WHAT TO DO
The expected output is every entry that follows, reproduced exactly.

DATA SUPPLIED
——————————

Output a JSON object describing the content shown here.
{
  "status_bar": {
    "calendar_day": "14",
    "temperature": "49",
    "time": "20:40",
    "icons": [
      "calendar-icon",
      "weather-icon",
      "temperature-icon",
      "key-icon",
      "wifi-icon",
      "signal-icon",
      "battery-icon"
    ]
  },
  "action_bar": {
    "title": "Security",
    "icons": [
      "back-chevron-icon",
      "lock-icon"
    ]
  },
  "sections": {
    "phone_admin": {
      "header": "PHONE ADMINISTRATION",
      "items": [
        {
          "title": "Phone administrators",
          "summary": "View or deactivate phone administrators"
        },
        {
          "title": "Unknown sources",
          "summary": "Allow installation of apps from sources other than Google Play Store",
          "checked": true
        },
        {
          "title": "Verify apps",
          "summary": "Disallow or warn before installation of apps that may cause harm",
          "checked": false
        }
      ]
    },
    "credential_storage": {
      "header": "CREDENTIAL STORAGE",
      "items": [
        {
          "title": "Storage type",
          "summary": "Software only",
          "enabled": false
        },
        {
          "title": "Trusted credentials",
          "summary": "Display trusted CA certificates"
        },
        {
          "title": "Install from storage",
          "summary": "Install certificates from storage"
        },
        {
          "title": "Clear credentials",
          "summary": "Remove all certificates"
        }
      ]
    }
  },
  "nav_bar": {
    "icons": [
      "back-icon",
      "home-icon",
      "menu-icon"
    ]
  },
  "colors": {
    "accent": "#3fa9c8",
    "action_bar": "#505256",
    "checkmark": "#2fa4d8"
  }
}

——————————

SOLUTION FOR THIS EXERCISE
Output a JSON object describing the content shown here.
{
  "status_bar": {
    "calendar_day": "14",
    "temperature": "49",
    "time": "20:40",
    "icons": [
      "calendar-icon",
      "weather-icon",
      "temperature-icon",
      "key-icon",
      "wifi-icon",
      "signal-icon",
      "battery-icon"
    ]
  },
  "action_bar": {
    "title": "Security",
    "icons": [
      "back-chevron-icon",
      "lock-icon"
    ]
  },
  "sections": {
    "phone_admin": {
      "header": "PHONE ADMINISTRATION",
      "items": [
        {
          "title": "Phone administrators",
          "summary": "View or deactivate phone administrators"
        },
        {
          "title": "Unknown sources",
          "summary": "Allow installation of apps from sources other than Google Play Store",
          "checked": true
        },
        {
          "title": "Verify apps",
          "summary": "Disallow or warn before installation of apps that may cause harm",
          "checked": false
        }
      ]
    },
    "credential_storage": {
      "header": "CREDENTIAL STORAGE",
      "items": [
        {
          "title": "Storage type",
          "summary": "Software only",
          "enabled": false
        },
        {
          "title": "Trusted credentials",
          "summary": "Display trusted CA certificates"
        },
        {
          "title": "Install from storage",
          "summary": "Install certificates from storage"
        },
        {
          "title": "Clear credentials",
          "summary": "Remove all certificates"
        }
      ]
    }
  },
  "nav_bar": {
    "icons": [
      "back-icon",
      "home-icon",
      "menu-icon"
    ]
  },
  "colors": {
    "accent": "#3fa9c8",
    "action_bar": "#505256",
    "checkmark": "#2fa4d8"
  }
}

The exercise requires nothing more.